Segment Start: RECORD SET
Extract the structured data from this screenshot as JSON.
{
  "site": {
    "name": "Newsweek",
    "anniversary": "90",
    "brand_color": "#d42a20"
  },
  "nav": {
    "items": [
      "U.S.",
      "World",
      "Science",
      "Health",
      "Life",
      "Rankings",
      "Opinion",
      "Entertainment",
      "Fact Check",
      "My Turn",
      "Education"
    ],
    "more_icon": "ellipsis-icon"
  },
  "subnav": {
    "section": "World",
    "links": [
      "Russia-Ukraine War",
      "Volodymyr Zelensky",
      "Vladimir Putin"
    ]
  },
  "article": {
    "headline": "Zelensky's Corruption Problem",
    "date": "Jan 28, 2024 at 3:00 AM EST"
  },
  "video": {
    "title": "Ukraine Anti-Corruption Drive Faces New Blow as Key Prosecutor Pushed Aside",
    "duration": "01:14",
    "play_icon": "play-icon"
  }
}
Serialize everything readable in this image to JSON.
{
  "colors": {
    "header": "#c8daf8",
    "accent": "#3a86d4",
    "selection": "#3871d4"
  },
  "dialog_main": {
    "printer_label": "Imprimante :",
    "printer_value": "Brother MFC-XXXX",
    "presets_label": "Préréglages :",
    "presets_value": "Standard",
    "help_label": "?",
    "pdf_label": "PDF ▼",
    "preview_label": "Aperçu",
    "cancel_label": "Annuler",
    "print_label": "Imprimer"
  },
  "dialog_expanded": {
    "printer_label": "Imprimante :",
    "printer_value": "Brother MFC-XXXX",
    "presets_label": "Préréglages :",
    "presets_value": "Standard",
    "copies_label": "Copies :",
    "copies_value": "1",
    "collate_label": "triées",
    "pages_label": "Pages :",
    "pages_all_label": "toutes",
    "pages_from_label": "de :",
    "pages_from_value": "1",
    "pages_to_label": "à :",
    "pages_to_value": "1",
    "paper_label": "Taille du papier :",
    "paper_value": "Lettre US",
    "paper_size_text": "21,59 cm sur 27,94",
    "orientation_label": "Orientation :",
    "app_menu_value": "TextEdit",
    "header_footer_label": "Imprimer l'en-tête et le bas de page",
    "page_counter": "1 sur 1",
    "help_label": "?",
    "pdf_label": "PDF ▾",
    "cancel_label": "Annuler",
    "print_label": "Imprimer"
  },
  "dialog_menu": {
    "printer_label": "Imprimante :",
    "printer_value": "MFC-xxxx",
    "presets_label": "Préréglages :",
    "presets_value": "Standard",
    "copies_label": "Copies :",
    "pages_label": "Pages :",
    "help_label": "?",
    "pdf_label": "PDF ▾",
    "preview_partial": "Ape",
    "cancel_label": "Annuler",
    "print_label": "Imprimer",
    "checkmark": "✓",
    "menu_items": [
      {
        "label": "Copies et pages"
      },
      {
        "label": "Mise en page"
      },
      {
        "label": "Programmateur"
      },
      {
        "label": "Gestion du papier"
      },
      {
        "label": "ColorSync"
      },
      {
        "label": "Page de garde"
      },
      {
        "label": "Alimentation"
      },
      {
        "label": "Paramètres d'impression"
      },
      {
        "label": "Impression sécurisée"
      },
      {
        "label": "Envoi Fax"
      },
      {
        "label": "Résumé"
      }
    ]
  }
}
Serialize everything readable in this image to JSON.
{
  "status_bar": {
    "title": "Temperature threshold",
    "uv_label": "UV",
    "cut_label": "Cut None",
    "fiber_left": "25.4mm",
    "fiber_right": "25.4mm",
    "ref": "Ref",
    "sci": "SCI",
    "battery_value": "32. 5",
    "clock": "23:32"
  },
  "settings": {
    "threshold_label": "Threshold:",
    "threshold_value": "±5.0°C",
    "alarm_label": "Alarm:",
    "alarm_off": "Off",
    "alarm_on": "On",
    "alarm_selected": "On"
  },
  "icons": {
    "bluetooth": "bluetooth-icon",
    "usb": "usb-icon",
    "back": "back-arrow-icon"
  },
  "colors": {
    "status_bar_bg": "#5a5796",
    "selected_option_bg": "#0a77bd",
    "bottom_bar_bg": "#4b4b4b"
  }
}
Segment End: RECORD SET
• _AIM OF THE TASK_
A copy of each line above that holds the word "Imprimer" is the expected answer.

• _THE COMPLETED TASK_
    "print_label": "Imprimer"
    "header_footer_label": "Imprimer l'en-tête et le bas de page",
    "print_label": "Imprimer"
    "print_label": "Imprimer",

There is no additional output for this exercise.